Also, at least one manufacture–RPM Roofing of Terra Haute, Indiana--has focused on cutting the up front costs of its polymer products. RPM offers 100% recycled (except UV stabilizers and colorants) roofing products at a cost similar to that of architectural asphalt shingles. Randy Zych, the company CEO, says he has kept manufacturing costs by cutting out the middle man. Engineering, design and production are done at one central plant.

“We’re also doing a lot of automation, he adds, shipping everything direct from this plant, and keeping an eye on the bottom line. We’ll also ship directly to the end user.”

Polymers, for better or worse, will probably outlast human beings on the planet. Since we’re stuck with this material, why not put it to a use that solves a basic human need—a roof over our heads—at the same time keeping more plastics (and rubber) from entering our ecosystems at the molecular level. Long live synthetic roofing!

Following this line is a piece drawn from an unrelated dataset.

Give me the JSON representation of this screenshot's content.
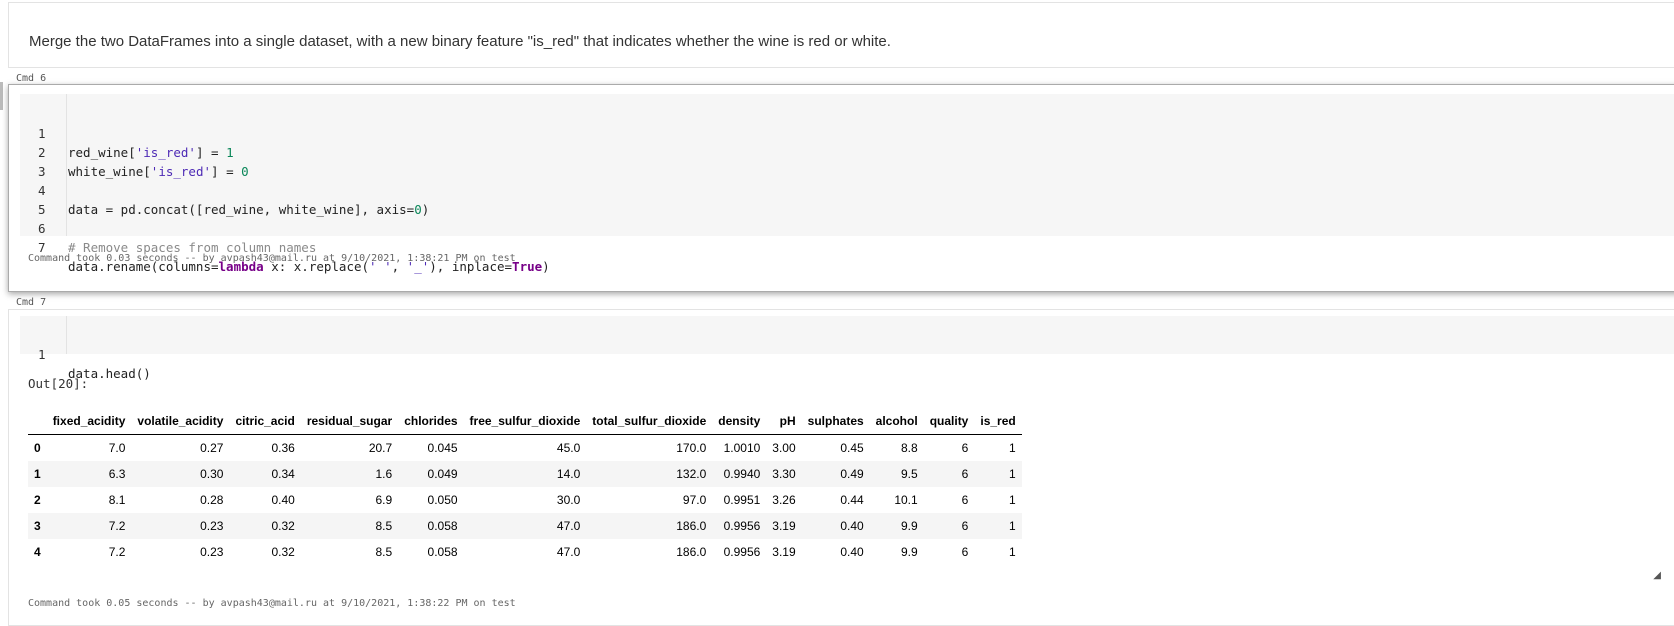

Polymer Roofing Products--Side by Side

Percent Recycled Polymers

DaVinci                       0%                       TPO             

Enviroshake               95%                     plastic* and EPDM

 
EcoStar                      80%                     TPO and EPDM
“Majestic Slate”
 
Global Hybrid Roofing                            60%-80% not available
“Old World Spanish”
 
RPM Roofing             100%                   polypropylene ** and EPDM
 
*type of plastic not identified by company
** from medical waste

Additional Information

Plastic Composite Roofing

DaVinci
www.davinciroofscapes.com

EcoStar
www.ecostarllc.com 

Enviroshake
www.enviroshake.com

Global Hybrid Roofing Solutions(formerly Titan Roofing)
www.globalhybridroofingsolutions.com

RPM Roofing
www.rpmroofing.net 

Durable Underlayments

Benjamin Obdyke
Synshield
http://www.benjaminobdyke.com/visitor/product?key=synShield

Johns Manville
Durabase
DuraBase, an asphalt and nonwoven polyester roofing underlayment

Additional Synthetic Roofing Projects--Photos

Curtis McLachlan
www.woodfitter.com


Have an idea for a guest blog for Green Builder Media? Click here to become a blogger.

inbound-marketing-101-for-builders-and-remodelers

 

Green Builder Ad
  • American Standard Flush for Good

Add a comment...